One wonders how Emma Mhic Mhathúna would feel today knowing that women affected by the CervicalCheck scandal are still fighting their way through an adversarial legal process
When Emma Mhic Mhathúna succumbed to cervical cancer in 2018, leaving five children behind, her funeral cortege wound its way by the Dáil, Government Buildings and the Department of Health.
In a statement, her family said the 37-year-old had deliberately requested that route not as a protest, but to “encourage those within to hold a mirror up to the organisations and agencies that they preside over politically and practically”.
Even in death, Ms Mhic Mhathúna wanted to send a message. That the State should do everything in its power to ensure her “tragic situation will never happen to another Irish mother or Irish woman again”.
One wonders how Ms Mhic Mhathúna would feel today knowing that women, affected by the CervicalCheck scandal, are still fighting their way through an adversarial legal process more than two years after she died.
This week another young mother, Lynsey Bennett, wept outside the High Court after her case finally settled, saying she hoped she has “done enough to secure [her daughters] a future free of financial worries”.
Ms Bennett, who is terminally ill, had to spend precious time away from her daughters fighting her legal case during a pandemic which further endangers her health. The level of stress and anxiety she must have experienced throughout this time is unimaginable.
At what point do we say, enough is enough? How many more seriously ill women do we want to see making tearful statements on the steps of the Four Courts? Is there any room for nuance or humanity?
When Gabriel Scally published his review into CervicalCheck, one of the most striking things was his determination to listen to every single woman who came forward. More than 150 women contacted him and he personally responded to every single one. Some were satisfied with an email, but many preferred to speak to him on the phone.
“These were rarely, if ever, short conversations; and some were emotional and harrowing for the women concerned, or for the relatives, usually the husband of the deceased,” he wrote.
Many of these women felt Dr Scally was the first person in a position of authority who was interested in what they had to say – in their trauma, their feelings of powerlessness and their anger at medics’ failure to inform them of their own medical information, after there was an audit of their smear tests.
They told their stories hoping there would be meaningful change. They wanted their experiences to be documented for the public record. They wanted to ensure the paternalism and misogyny they had endured – with one woman’s family told by a consultant “nuns don’t get cervical cancer” – to be stamped out forever.
It was supposed to be a watershed moment.
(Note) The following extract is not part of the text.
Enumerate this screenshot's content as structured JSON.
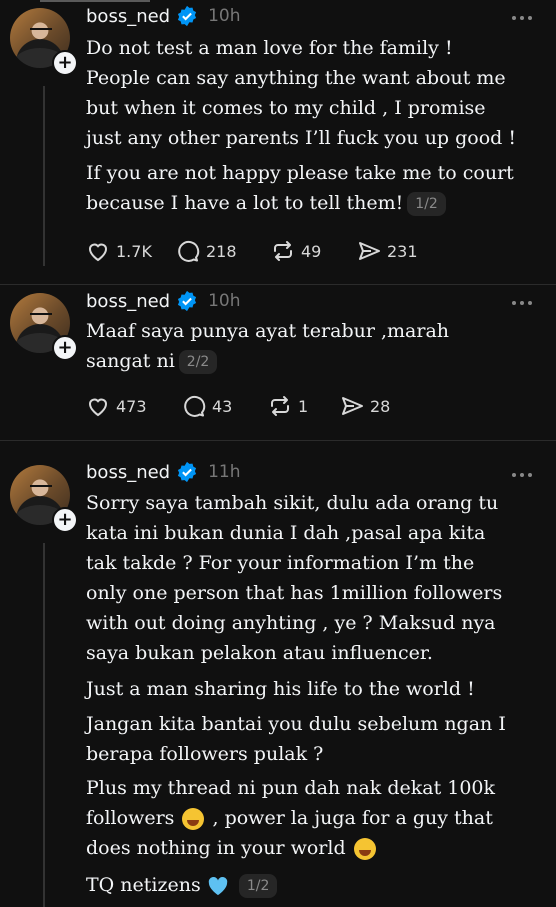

Then Taoiseach Leo Varadkar stood up in the Dáil and offered the women a comprehensive State apology.
“Today we say sorry to those whose lives were shattered, those whose lives were destroyed, and those whose lives could have been different.
“We are sorry for: failures of clinical governance; failures of leadership and management; failure to tell the whole truth and do so in a timely manner; the humiliation, disrespect and deceit; the false reassurance; and the attempts to downplay the seriousness of this debacle,” he said.
Fine words, but what was their impact? Very little. The whole approach to these women, from the outset, has been to view them as threats to the State coffers. An accounting anomaly to be minimised.
They were not told about an audit of their smears because there is no statutory duty of candour in Irish law. Medics were under no obligation to give them this information, so they decided not to. A duty of candour is still absent. A ‘Patient Safety Bill’, which includes a statutory duty of candour, was published in 2019 but has yet to be enacted.
Leo Varadkar infamously promised none of the women would be forced to fight legal battles in court, but there are nearly 200 cases pending. The State Claims Agency, which handles these cases for the HSE, has a statutory duty to act in the best interest of the taxpayer. But the interests of the taxpayer extend further than mere financial interests.
There is a public interest in ensuring terminally ill women do not spend their final days embroiled in adversarial legal battles, fearful their families will be left in a financial hole when they lose their cancer battle.
Crucially, for those women who are terminally ill, there is an additional worry. If they die before a settlement or an adjudication is reached, the compensation their families receive will be greatly reduced.
Too often in our history, individual women have had to take on the might of the State to force change. May McGee fought for reproductive rights in the 1970s; Brigid McCole was subjected to a virulent attack when she took a case in the 1990s over the Hepatitis C scandal and Vicky Phelan’s refusal to sign a confidentiality agreement in 2018 revealed the extent of the CervicalCheck crisis.
After their seismic legal victories, attention has turned to the political system to institute reforms to ensure no other woman should suffer as they did. On each occasion, the political system has failed.
Speaking last year, Vicky Phelan asked a very simple question: “Why is it so hard to do what is right by women who have already been failed by the State?” It remains unanswered.